PC Building Fundamentals aims to provide you with a solid foundation of knowledge in order to help you select the components for—and build—a new Personal Computer. As custom-built PCs have become more mainstream, the amount of users opting to build their own rather than purchase pre-built systems is steadily increasing. Whether you have just started to consider the idea of building your own PC or you have been doing it for quite some time, hopefully this series will be beneficial to you. Each individual episode covers a specific topic that will be tackled as objectively as possible, while striving to use a range of sources and factual references rather than just a singular opinion.
It is worth noting that building a PC is not for everyone; assembling a computer is very much ‘at your own risk’. Whilst the individual parts will usually be covered by warranties, there is an inherent risk with putting something together yourself. With that said, the satisfaction from putting together your own PC and having it work as intended vastly outweighs the convenience of purchasing a pre-built system. PC Building Fundamentals aims to provide you with the confidence to tackle your own custom build, as well as some tips and tricks along the way. The series will utilise a combination of my own knowledge, trusted references within the tech community, visual demonstrations, and virtual demonstrations using PC Building Simulator.
Choosing the ‘right’ Power Supply
For a novice, this is quite difficult, as many will want to just purchase the highest wattage PSU they can afford. Whilst the reasoning behind PSU selection takes years of experience to fully master, in this day and age we have extremely helpful online calculators. I recommend using this one, as it allows for some advanced selections such as any overclocking you may be applying as well as your peripherals. To provide you with the best results, please try to be as accurate as you can. I recommend any PC owner to input their specs to ensure that your current PSU is within the recommended range.
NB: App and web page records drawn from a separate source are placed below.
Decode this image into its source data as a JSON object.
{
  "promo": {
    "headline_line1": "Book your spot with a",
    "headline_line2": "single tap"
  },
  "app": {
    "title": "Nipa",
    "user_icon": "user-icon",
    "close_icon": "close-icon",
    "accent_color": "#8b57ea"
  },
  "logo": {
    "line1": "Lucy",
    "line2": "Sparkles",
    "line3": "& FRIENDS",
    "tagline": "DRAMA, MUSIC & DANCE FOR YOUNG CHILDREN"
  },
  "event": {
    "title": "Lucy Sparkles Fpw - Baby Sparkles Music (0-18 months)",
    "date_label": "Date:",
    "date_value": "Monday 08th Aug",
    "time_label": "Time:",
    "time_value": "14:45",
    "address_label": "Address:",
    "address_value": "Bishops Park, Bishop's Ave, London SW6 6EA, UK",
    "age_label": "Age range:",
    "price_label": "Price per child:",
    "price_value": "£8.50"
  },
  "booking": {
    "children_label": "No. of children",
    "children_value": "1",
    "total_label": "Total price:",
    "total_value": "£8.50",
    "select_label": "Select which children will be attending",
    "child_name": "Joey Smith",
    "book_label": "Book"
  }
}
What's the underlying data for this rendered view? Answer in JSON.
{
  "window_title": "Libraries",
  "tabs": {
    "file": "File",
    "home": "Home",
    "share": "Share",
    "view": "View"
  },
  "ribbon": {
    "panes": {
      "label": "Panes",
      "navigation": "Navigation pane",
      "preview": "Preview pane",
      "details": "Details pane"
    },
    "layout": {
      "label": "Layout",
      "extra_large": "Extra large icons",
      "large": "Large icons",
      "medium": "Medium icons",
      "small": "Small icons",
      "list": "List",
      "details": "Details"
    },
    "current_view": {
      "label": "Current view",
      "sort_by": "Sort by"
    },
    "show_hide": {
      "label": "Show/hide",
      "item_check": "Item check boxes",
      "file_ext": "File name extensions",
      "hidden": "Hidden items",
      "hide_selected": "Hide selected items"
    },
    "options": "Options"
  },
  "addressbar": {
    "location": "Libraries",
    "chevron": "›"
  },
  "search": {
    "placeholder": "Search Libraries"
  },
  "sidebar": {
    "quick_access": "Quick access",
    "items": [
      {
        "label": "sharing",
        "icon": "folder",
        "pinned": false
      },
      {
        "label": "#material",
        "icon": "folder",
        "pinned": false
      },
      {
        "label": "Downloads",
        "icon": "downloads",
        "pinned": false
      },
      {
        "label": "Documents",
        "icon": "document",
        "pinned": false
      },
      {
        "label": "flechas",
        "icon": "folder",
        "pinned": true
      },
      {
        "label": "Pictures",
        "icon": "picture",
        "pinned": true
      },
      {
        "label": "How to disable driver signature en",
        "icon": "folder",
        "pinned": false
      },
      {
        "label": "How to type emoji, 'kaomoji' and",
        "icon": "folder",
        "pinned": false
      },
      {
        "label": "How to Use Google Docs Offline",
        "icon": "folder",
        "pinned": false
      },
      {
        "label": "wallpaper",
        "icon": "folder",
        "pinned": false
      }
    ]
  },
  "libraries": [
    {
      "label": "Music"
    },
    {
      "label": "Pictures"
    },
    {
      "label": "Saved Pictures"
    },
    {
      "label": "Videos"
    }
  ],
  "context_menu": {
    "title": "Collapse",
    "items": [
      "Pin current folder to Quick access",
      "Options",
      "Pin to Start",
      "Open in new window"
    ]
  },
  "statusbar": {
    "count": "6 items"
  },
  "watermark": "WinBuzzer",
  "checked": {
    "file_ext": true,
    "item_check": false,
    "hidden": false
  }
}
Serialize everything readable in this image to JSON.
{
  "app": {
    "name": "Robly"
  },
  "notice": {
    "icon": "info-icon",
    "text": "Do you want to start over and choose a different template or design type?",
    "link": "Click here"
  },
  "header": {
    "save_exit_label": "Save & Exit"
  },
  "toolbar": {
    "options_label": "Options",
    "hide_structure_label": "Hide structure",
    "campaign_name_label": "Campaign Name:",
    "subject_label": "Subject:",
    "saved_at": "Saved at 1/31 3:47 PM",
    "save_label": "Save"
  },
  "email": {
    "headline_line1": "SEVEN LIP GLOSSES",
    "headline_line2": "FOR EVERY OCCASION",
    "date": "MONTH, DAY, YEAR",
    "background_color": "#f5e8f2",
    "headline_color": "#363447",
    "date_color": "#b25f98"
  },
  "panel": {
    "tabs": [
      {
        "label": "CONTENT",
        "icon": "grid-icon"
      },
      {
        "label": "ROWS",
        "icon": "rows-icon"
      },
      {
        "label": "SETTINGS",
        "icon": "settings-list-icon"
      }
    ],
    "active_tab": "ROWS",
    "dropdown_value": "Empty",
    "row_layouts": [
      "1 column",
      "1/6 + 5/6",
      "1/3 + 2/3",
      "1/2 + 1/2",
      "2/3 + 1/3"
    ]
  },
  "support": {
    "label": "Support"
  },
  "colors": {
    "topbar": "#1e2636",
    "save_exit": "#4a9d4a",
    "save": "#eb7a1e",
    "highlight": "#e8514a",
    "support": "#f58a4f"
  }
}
Once you have decided on how much wattage you require and the desired efficiency rating, please try to stay with recognised brands. The PSU is one of the few parts of a PC where name actually matters, as reputable brands will provide you with a lengthy warranty and usually good customer support. When I lived in South-East Asia, I made the mistake of purchasing a PSU which on paper appeared amazing. Not even a month later, it launched a fireball out of the back and subsequently died; causing some key components on my motherboard to also fail.
PC Building Fundamentals: Power Supplies
Following on from the last episode, this episode discusses some of the things to consider when purchasing and installing a PSU (Power Supply Unit).
Even though it’s an afterthought for most builders, the power supply is actually one of the more important parts of a build. Picking a quality power supply can mean the difference between a well running system and one that suffers from crashes and boot failures. Worse yet, cheap generic models can literally explode into flames (yep, I have had this happen to me before), taking the rest of your computer with it. Intense workloads such as video rendering or heavy gaming can trigger these failures, as the power draw in these situations is considerably higher than at idle.
It does of course make sense to choose your PSU after you have selected the components of your build, that way you know beforehand how much power you need. But I decided to discuss this topic early in the series, as I feel it is vital to the success of any build.
If you want to further discuss the topics as the series progresses, you can get involved in the conversation via either the Scholarly Gamers’ Discord Server or over on our subreddit; where every article and video from the site is posted.
I hope you enjoy watching this series, as I know I will enjoy recording it.